Xiaoyi’s started to intervene a little bit more in each presentation. He’s now attempting to sketch out stage pictures that don’t necessarily cleave to a single narrative but that create apertures and intersections for multiple interpretations. He doesn’t want cause-and-effect narratives, he wants the spectator to question who leads and who follows, and for the artists to mine the pauses in-between, and to move through gestures and actions and phrases they’ve done thousands of times, instinctually and almost thoughtlessly, as slowly as possible. They’re being “too kind with each other”, he feels, “too harmonic.” He wants them to play with repetition and contrasts. Some of this works: in one scene with Didik, Elizabeth attempts to “breathe” herself from a crawling position into an upright, standing position, an appropriation of the shenyun breathing technique she’s practised for most of her life. She looks like a half-drained balloon drifting slowly across the mottled carpet.

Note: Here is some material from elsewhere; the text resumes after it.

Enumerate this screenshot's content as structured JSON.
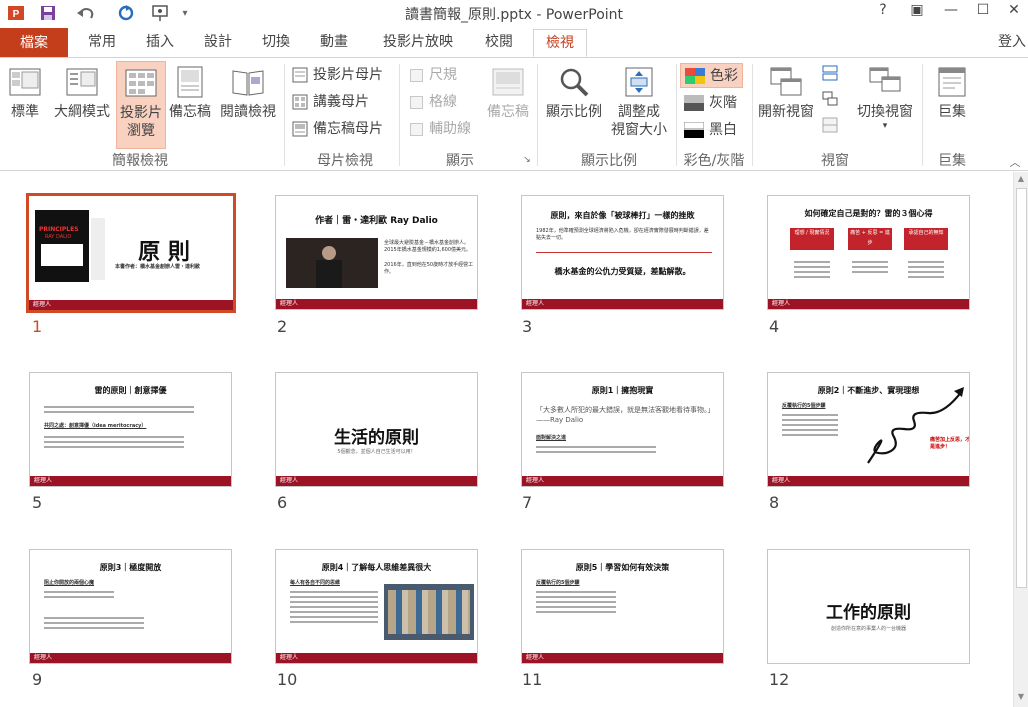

But I don’t know if that instruction to create more opaque (or more open-ended) stage images makes the artists over-think their presentations, because we end up getting the most narrative-driven pieces in this final workshop, which isn’t working for Xiaoyi. Most of the presentations start to centre around a straightforward moment of conflict between two characters. They’re still compelling to watch, but I’m starting to notice the creeping insider references as each pair samples from scenes and configurations that worked before (but that rarely work again).
So Xiaoyi begins to give the artists instructions very close to performance scores for the final exercise of the day, which confirms my suspicions that he’s inclined towards a Fluxus-type experiment in favouring process over product and leaving room for arbitrariness, immediacy and improvisation. I think he wants them to shed their old-new skins before they harden into stiff carapaces.
It’s the first time we see all the artists together on stage at the same time, and a lot of it is confusing and frustrating and messy, as each performer attempts to locate himself or herself in relation to the others not just on stage, but in terms of their practices and forms. They accidentally obstruct each other, veer into each other’s paths, hesitate in making decisions, interrupt other’s beautifully-constructed images because they aren’t paying attention. But at the same time you can see them learning to savour their practices in the slow lane, and the pleasures of responding to each other in multiple performance languages instead of just one. We’re watching a group of performers become slightly more multilingual, a sort of heteroglossic text of bodies, their tongues and limbs loosening and relaxing…